A common manifestation of dysautonomia is POTS or postural orthostatic tachycardia syndrome.
POTS is the result of impaired heart rate and blood pressure regulation that results in orthostatic intolerance. Orthostatic intolerance is the clinical manifestation of brain fog, fatigue, dizziness, and weakness made worse by prolonged standing.
Symptoms can include:
- Brain fog
- Severe fatigue and exhaustion
- Profound weakness with prolonged standing
- Racing heart
- Exertional intolerance
- Muscle aches
Can Lyme Disease cause POTS?
Yes, individuals may get dysautonomia and POTS following a Lyme disease infection.
What testing is available to clinicians to diagnose dysautonomia?
Tests for POTS
- 10 Minute Stand Test
- Done in a doctor’s office to measure blood pressure and heart rate while standing for 10 minutes
- Heart rate increase of more than 30 beats per minutes with standing is diagnostic of POTS
- Tilt table test
- A more complicated test that includes continuous monitoring of heart rate and blood pressure while lying down and while suspended in an upright position on a tilt table
- Transcranial Doppler Ultrasound
- Measures the change in blood flow to the brain with tilt
Tests for other aspects of Dysautonomia
- Motility testing for gastrointestinal dysautonomia
- Determines what area of the gut is affected
- Quantitative sudomotor axon reflex test (QSART)
- Measures the nerves that control sweating
- Skin biopsy to detect small fiber neuropathy, which is commonly present in patients with dysautonomia
- Detects decrease in density of the small nerve fibers in the skin
What are the limitations of current diagnostics?
Dysautonomia is a dynamic disease that can wax and wane, and diagnostic tests on a patient’s good day may not have positive findings despite the patient’s history of symptom flares.
Potential Risk Factors for POTS

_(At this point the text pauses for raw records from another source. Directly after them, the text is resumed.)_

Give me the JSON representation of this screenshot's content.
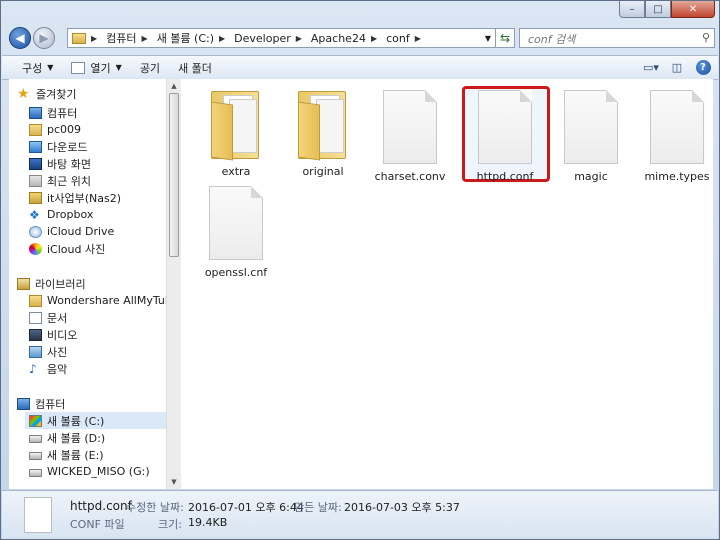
{
  "window": {
    "buttons": {
      "minimize": "–",
      "maximize": "□",
      "close": "✕"
    }
  },
  "nav": {
    "back_icon": "back-arrow-icon",
    "forward_icon": "forward-arrow-icon",
    "breadcrumbs": [
      "컴퓨터",
      "새 볼륨 (C:)",
      "Developer",
      "Apache24",
      "conf"
    ],
    "search_placeholder": "conf 검색"
  },
  "toolbar": {
    "organize": "구성",
    "open": "열기",
    "share": "공기",
    "new_folder": "새 폴더"
  },
  "sidebar": {
    "favorites": {
      "label": "즐겨찾기",
      "items": [
        "컴퓨터",
        "pc009",
        "다운로드",
        "바탕 화면",
        "최근 위치",
        "it사업부(Nas2)",
        "Dropbox",
        "iCloud Drive",
        "iCloud 사진"
      ]
    },
    "libraries": {
      "label": "라이브러리",
      "items": [
        "Wondershare AllMyTube",
        "문서",
        "비디오",
        "사진",
        "음악"
      ]
    },
    "computer": {
      "label": "컴퓨터",
      "items": [
        "새 볼륨 (C:)",
        "새 볼륨 (D:)",
        "새 볼륨 (E:)",
        "WICKED_MISO (G:)"
      ],
      "selected": "새 볼륨 (C:)"
    }
  },
  "files": [
    {
      "name": "extra",
      "type": "folder"
    },
    {
      "name": "original",
      "type": "folder"
    },
    {
      "name": "charset.conv",
      "type": "file"
    },
    {
      "name": "httpd.conf",
      "type": "file",
      "selected": true
    },
    {
      "name": "magic",
      "type": "file"
    },
    {
      "name": "mime.types",
      "type": "file"
    },
    {
      "name": "openssl.cnf",
      "type": "file"
    }
  ],
  "details": {
    "name": "httpd.conf",
    "type": "CONF 파일",
    "modified_label": "수정한 날짜:",
    "modified_value": "2016-07-01 오후 6:44",
    "created_label": "만든 날짜:",
    "created_value": "2016-07-03 오후 5:37",
    "size_label": "크기:",
    "size_value": "19.4KB"
  },
  "colors": {
    "selection_highlight": "#cc1a1a",
    "window_frame": "#c3d4ea"
  }
}
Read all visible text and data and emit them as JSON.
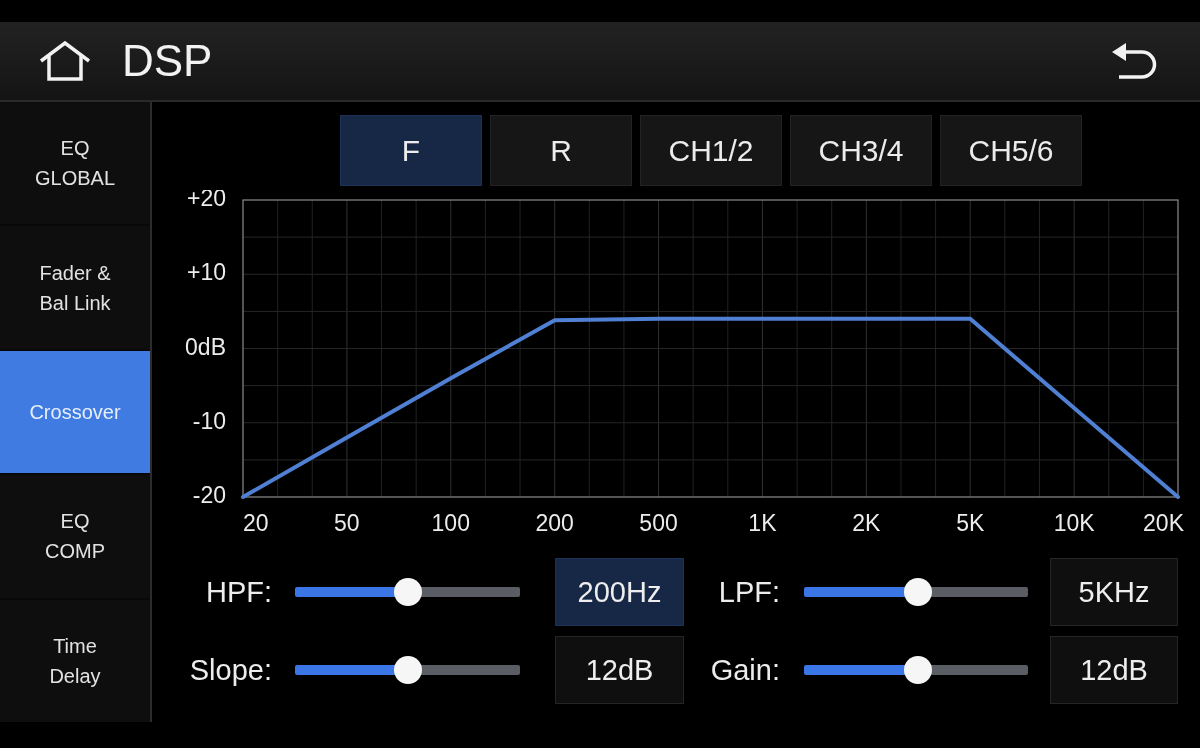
{
  "header": {
    "title": "DSP"
  },
  "sidebar": {
    "items": [
      {
        "label": "EQ\nGLOBAL",
        "selected": false
      },
      {
        "label": "Fader &\nBal Link",
        "selected": false
      },
      {
        "label": "Crossover",
        "selected": true
      },
      {
        "label": "EQ\nCOMP",
        "selected": false
      },
      {
        "label": "Time\nDelay",
        "selected": false
      }
    ]
  },
  "tabs": [
    {
      "label": "F",
      "selected": true
    },
    {
      "label": "R",
      "selected": false
    },
    {
      "label": "CH1/2",
      "selected": false
    },
    {
      "label": "CH3/4",
      "selected": false
    },
    {
      "label": "CH5/6",
      "selected": false
    }
  ],
  "response_chart": {
    "chart_data": {
      "type": "line",
      "grid": true,
      "categories": [
        "20",
        "50",
        "100",
        "200",
        "500",
        "1K",
        "2K",
        "5K",
        "10K",
        "20K"
      ],
      "series": [
        {
          "color": "#4f80d4",
          "values": [
            -20,
            -12,
            -4,
            3.8,
            4,
            4,
            4,
            4,
            -8,
            -20
          ]
        }
      ],
      "ylim": [
        -20,
        20
      ],
      "yticks": [
        {
          "value": 20,
          "label": "+20"
        },
        {
          "value": 10,
          "label": "+10"
        },
        {
          "value": 0,
          "label": "0dB"
        },
        {
          "value": -10,
          "label": "-10"
        },
        {
          "value": -20,
          "label": "-20"
        }
      ]
    }
  },
  "controls": [
    {
      "label": "HPF:",
      "level": 0.5,
      "value": "200Hz",
      "selected": true
    },
    {
      "label": "LPF:",
      "level": 0.51,
      "value": "5KHz",
      "selected": false
    },
    {
      "label": "Slope:",
      "level": 0.5,
      "value": "12dB",
      "selected": false
    },
    {
      "label": "Gain:",
      "level": 0.51,
      "value": "12dB",
      "selected": false
    }
  ]
}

- Genetic and autoimmune susceptibility
- POTS disproportionately affects young women
- Hypermobility or Ehlers Danlos Syndrome (EDS)
Treatments for Dysautonomia
Beneficial lifestyle approaches
- Increased fluid and salt intake to optimize circulation and improve blood flow
- Compression stockings
- Abdominal binder to help pump blood back up to the heart and brain
- Patient-tailored exercise programs designed for patients with dysautonomia since exercise may not be well-tolerated
- Medications to improve gut motility
- Medications to improve circulation
- By reducing heart rate
- By increasing blood pressure
- Medications to target autonomic nervous system
- In clinical trials, immunomodulating medications such as IVIg (Intravenous Immunoglobulin) are being studied
- Antimicrobials for ongoing infections
Many infections are associated with POTS. Different infection-associated POTS syndromes present with similar symptoms and may share common underlying mechanisms.
POTENTIAL MECHANISMS UNDERLYING INFECTION-ASSOCIATED DYSAUTONOMIA
The autonomic nerves or autonomic ganglia may be affected by:
- Chronic infection
- Autoimmune response triggered by an infection
- Damage to autonomic nerves by an infection
- Neuro-inflammation triggered by debris left-over after an acute infection is treated
CHRONIC ILLNESSES ASSOCIATED WITH POTS
- Post Treatment Lyme Disease
- Long COVID
- Myalgic Encephalomyelitis/Chronic Fatigue Syndrome or ME/CFS
- Sjogren’s Syndrome
- Systemic Lupus Erythematosus
- Hashimoto’s Thyroiditis
- Celiac Disease
- Other Infection Associated Illnesses
Receive the Latest News from the Johns Hopkins Lyme Disease Research Center
Join our mailing list to receive the latest news and updates from Johns Hopkins Rheumatology and the Johns Hopkins Lyme Disease Research Center.